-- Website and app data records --
BEGIN

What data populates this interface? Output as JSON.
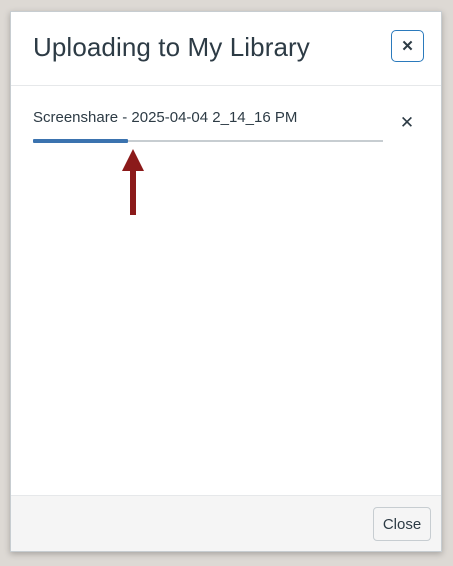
{
  "modal": {
    "title": "Uploading to My Library",
    "close_icon": "close-icon"
  },
  "upload": {
    "file_name": "Screenshare - 2025-04-04 2_14_16 PM",
    "progress_percent": 27,
    "remove_icon": "close-icon"
  },
  "annotation": {
    "arrow_color": "#8b1a1a"
  },
  "footer": {
    "close_label": "Close"
  },
  "colors": {
    "progress": "#3b73af",
    "track": "#c7cdd1",
    "focus_border": "#2b7abc",
    "text": "#2d3b45"
  }
}
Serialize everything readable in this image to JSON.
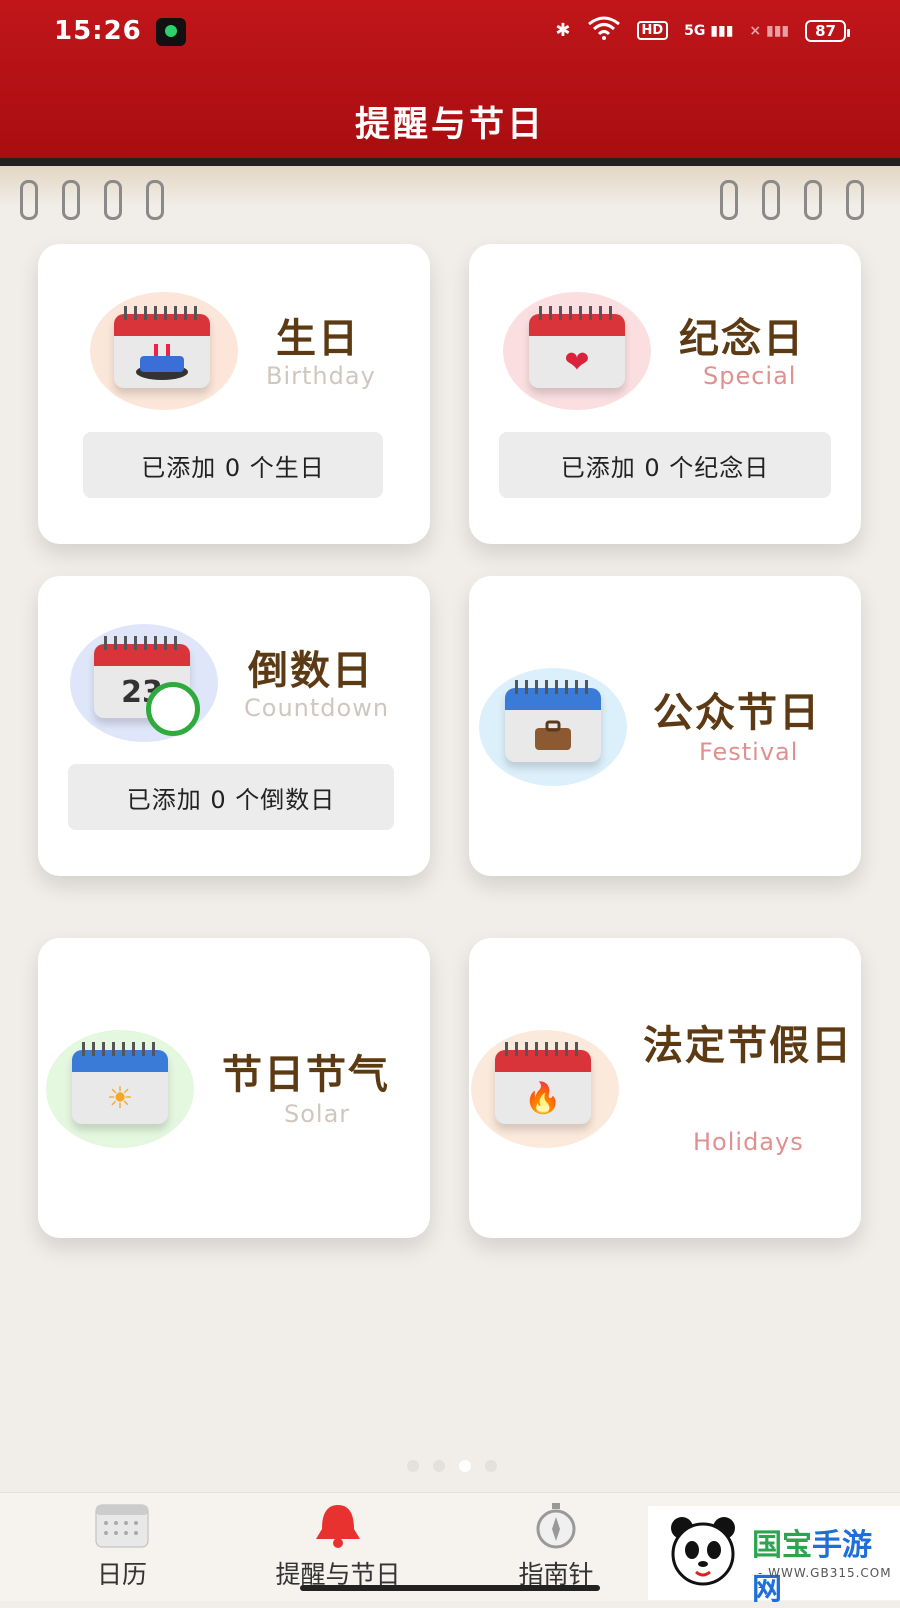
{
  "status_bar": {
    "time": "15:26",
    "network": "5G",
    "hd": "HD",
    "battery": "87"
  },
  "page": {
    "title": "提醒与节日"
  },
  "cards": [
    {
      "title": "生日",
      "subtitle": "Birthday",
      "count_label": "已添加 0 个生日",
      "icon": "birthday-calendar-icon",
      "color": "#fbe6d9"
    },
    {
      "title": "纪念日",
      "subtitle": "Special",
      "count_label": "已添加 0 个纪念日",
      "icon": "heart-calendar-icon",
      "color": "#fbdfe0"
    },
    {
      "title": "倒数日",
      "subtitle": "Countdown",
      "count_label": "已添加 0 个倒数日",
      "icon": "countdown-calendar-icon",
      "color": "#dfe6fa",
      "cal_number": "23"
    },
    {
      "title": "公众节日",
      "subtitle": "Festival",
      "icon": "briefcase-calendar-icon",
      "color": "#dcf0fb"
    },
    {
      "title": "节日节气",
      "subtitle": "Solar",
      "icon": "sun-calendar-icon",
      "color": "#e4f7df"
    },
    {
      "title": "法定节假日",
      "subtitle": "Holidays",
      "icon": "fire-calendar-icon",
      "color": "#fbe9dc"
    }
  ],
  "bottom_nav": [
    {
      "label": "日历",
      "icon": "calendar-icon"
    },
    {
      "label": "提醒与节日",
      "icon": "bell-icon"
    },
    {
      "label": "指南针",
      "icon": "compass-icon"
    }
  ],
  "watermark": {
    "title": "国宝手游网",
    "url": "- WWW.GB315.COM -"
  }
}
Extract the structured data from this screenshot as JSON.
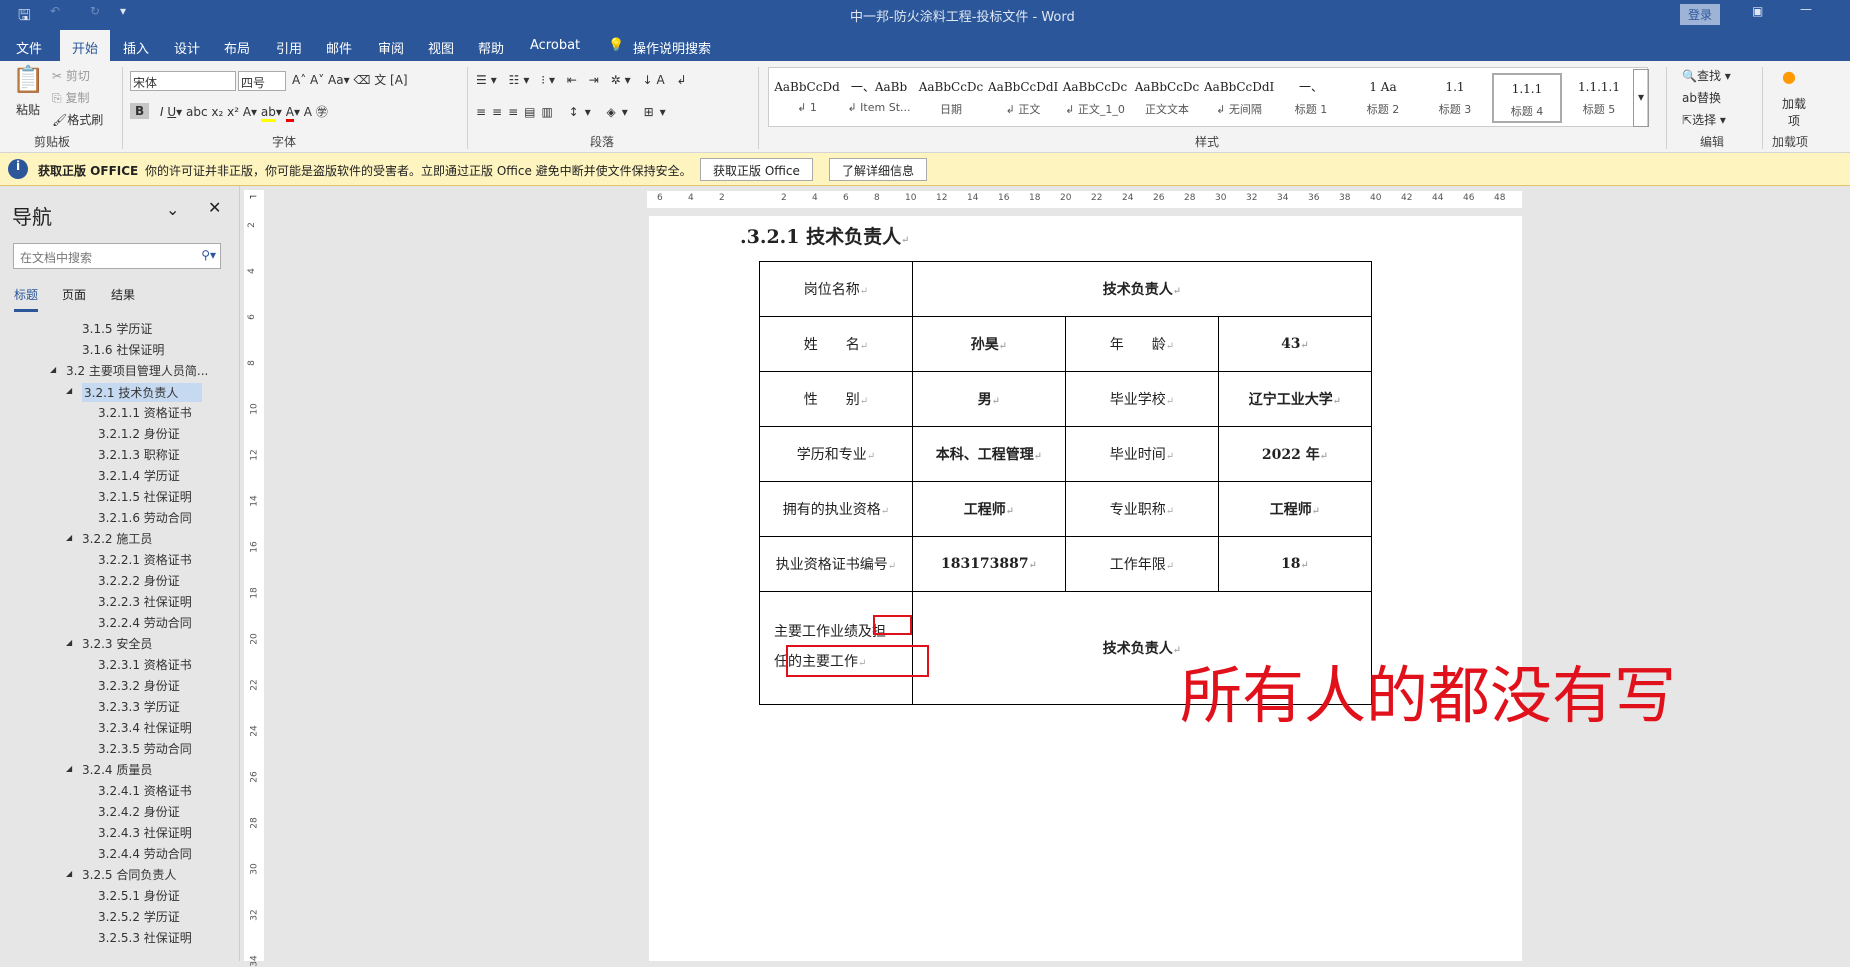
{
  "titlebar": {
    "title": "中一邦-防火涂料工程-投标文件  -  Word",
    "login": "登录"
  },
  "tabs": [
    "文件",
    "开始",
    "插入",
    "设计",
    "布局",
    "引用",
    "邮件",
    "审阅",
    "视图",
    "帮助",
    "Acrobat",
    "操作说明搜索"
  ],
  "ribbon": {
    "clipboard": {
      "paste": "粘贴",
      "cut": "剪切",
      "copy": "复制",
      "format_painter": "格式刷",
      "label": "剪贴板"
    },
    "font": {
      "name": "宋体",
      "size": "四号",
      "label": "字体"
    },
    "paragraph": {
      "label": "段落"
    },
    "styles": {
      "label": "样式",
      "items": [
        {
          "preview": "AaBbCcDd",
          "name": "↲ 1"
        },
        {
          "preview": "一、AaBb",
          "name": "↲ Item St..."
        },
        {
          "preview": "AaBbCcDc",
          "name": "日期"
        },
        {
          "preview": "AaBbCcDdI",
          "name": "↲ 正文"
        },
        {
          "preview": "AaBbCcDc",
          "name": "↲ 正文_1_0"
        },
        {
          "preview": "AaBbCcDc",
          "name": "正文文本"
        },
        {
          "preview": "AaBbCcDdI",
          "name": "↲ 无间隔"
        },
        {
          "preview": "一、",
          "name": "标题 1"
        },
        {
          "preview": "1  Aa",
          "name": "标题 2"
        },
        {
          "preview": "1.1",
          "name": "标题 3"
        },
        {
          "preview": "1.1.1",
          "name": "标题 4"
        },
        {
          "preview": "1.1.1.1",
          "name": "标题 5"
        }
      ]
    },
    "editing": {
      "find": "查找",
      "replace": "替换",
      "select": "选择",
      "label": "编辑"
    },
    "addins": {
      "button": "加载项",
      "label": "加载项"
    }
  },
  "infobar": {
    "title": "获取正版 OFFICE",
    "message": "你的许可证并非正版，你可能是盗版软件的受害者。立即通过正版 Office 避免中断并使文件保持安全。",
    "btn1": "获取正版 Office",
    "btn2": "了解详细信息"
  },
  "nav": {
    "title": "导航",
    "search_placeholder": "在文档中搜索",
    "tabs": [
      "标题",
      "页面",
      "结果"
    ],
    "items": [
      {
        "t": "3.1.5 学历证",
        "l": 2
      },
      {
        "t": "3.1.6 社保证明",
        "l": 2
      },
      {
        "t": "3.2 主要项目管理人员简...",
        "l": 1
      },
      {
        "t": "3.2.1 技术负责人",
        "l": 2
      },
      {
        "t": "3.2.1.1 资格证书",
        "l": 3
      },
      {
        "t": "3.2.1.2 身份证",
        "l": 3
      },
      {
        "t": "3.2.1.3 职称证",
        "l": 3
      },
      {
        "t": "3.2.1.4 学历证",
        "l": 3
      },
      {
        "t": "3.2.1.5 社保证明",
        "l": 3
      },
      {
        "t": "3.2.1.6 劳动合同",
        "l": 3
      },
      {
        "t": "3.2.2 施工员",
        "l": 2
      },
      {
        "t": "3.2.2.1 资格证书",
        "l": 3
      },
      {
        "t": "3.2.2.2 身份证",
        "l": 3
      },
      {
        "t": "3.2.2.3 社保证明",
        "l": 3
      },
      {
        "t": "3.2.2.4 劳动合同",
        "l": 3
      },
      {
        "t": "3.2.3 安全员",
        "l": 2
      },
      {
        "t": "3.2.3.1 资格证书",
        "l": 3
      },
      {
        "t": "3.2.3.2 身份证",
        "l": 3
      },
      {
        "t": "3.2.3.3 学历证",
        "l": 3
      },
      {
        "t": "3.2.3.4 社保证明",
        "l": 3
      },
      {
        "t": "3.2.3.5 劳动合同",
        "l": 3
      },
      {
        "t": "3.2.4 质量员",
        "l": 2
      },
      {
        "t": "3.2.4.1 资格证书",
        "l": 3
      },
      {
        "t": "3.2.4.2 身份证",
        "l": 3
      },
      {
        "t": "3.2.4.3 社保证明",
        "l": 3
      },
      {
        "t": "3.2.4.4 劳动合同",
        "l": 3
      },
      {
        "t": "3.2.5 合同负责人",
        "l": 2
      },
      {
        "t": "3.2.5.1 身份证",
        "l": 3
      },
      {
        "t": "3.2.5.2 学历证",
        "l": 3
      },
      {
        "t": "3.2.5.3 社保证明",
        "l": 3
      }
    ],
    "selected": "3.2.1 技术负责人"
  },
  "ruler": {
    "h": [
      "6",
      "4",
      "2",
      "",
      "2",
      "4",
      "6",
      "8",
      "10",
      "12",
      "14",
      "16",
      "18",
      "20",
      "22",
      "24",
      "26",
      "28",
      "30",
      "32",
      "34",
      "36",
      "38",
      "40",
      "42",
      "44",
      "46",
      "48"
    ],
    "v": [
      "2",
      "4",
      "6",
      "8",
      "10",
      "12",
      "14",
      "16",
      "18",
      "20",
      "22",
      "24",
      "26",
      "28",
      "30",
      "32",
      "34"
    ]
  },
  "doc": {
    "heading": "3.2.1 技术负责人",
    "table": {
      "post_label": "岗位名称",
      "post": "技术负责人",
      "rows": [
        [
          "姓　　名",
          "孙昊",
          "年　　龄",
          "43"
        ],
        [
          "性　　别",
          "男",
          "毕业学校",
          "辽宁工业大学"
        ],
        [
          "学历和专业",
          "本科、工程管理",
          "毕业时间",
          "2022 年"
        ],
        [
          "拥有的执业资格",
          "工程师",
          "专业职称",
          "工程师"
        ],
        [
          "执业资格证书编号",
          "183173887",
          "工作年限",
          "18"
        ]
      ],
      "work_label_1": "主要工作业绩及担",
      "work_label_2": "任的主要工作",
      "work": "技术负责人"
    }
  },
  "annotation": {
    "text": "所有人的都没有写",
    "color": "#e0111b"
  }
}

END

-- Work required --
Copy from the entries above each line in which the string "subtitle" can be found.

-- Solved exercise --
      "subtitle": "Birthday",
      "subtitle": "Special",
      "subtitle": "Countdown",
      "subtitle": "Festival",
      "subtitle": "Solar",
      "subtitle": "Holidays",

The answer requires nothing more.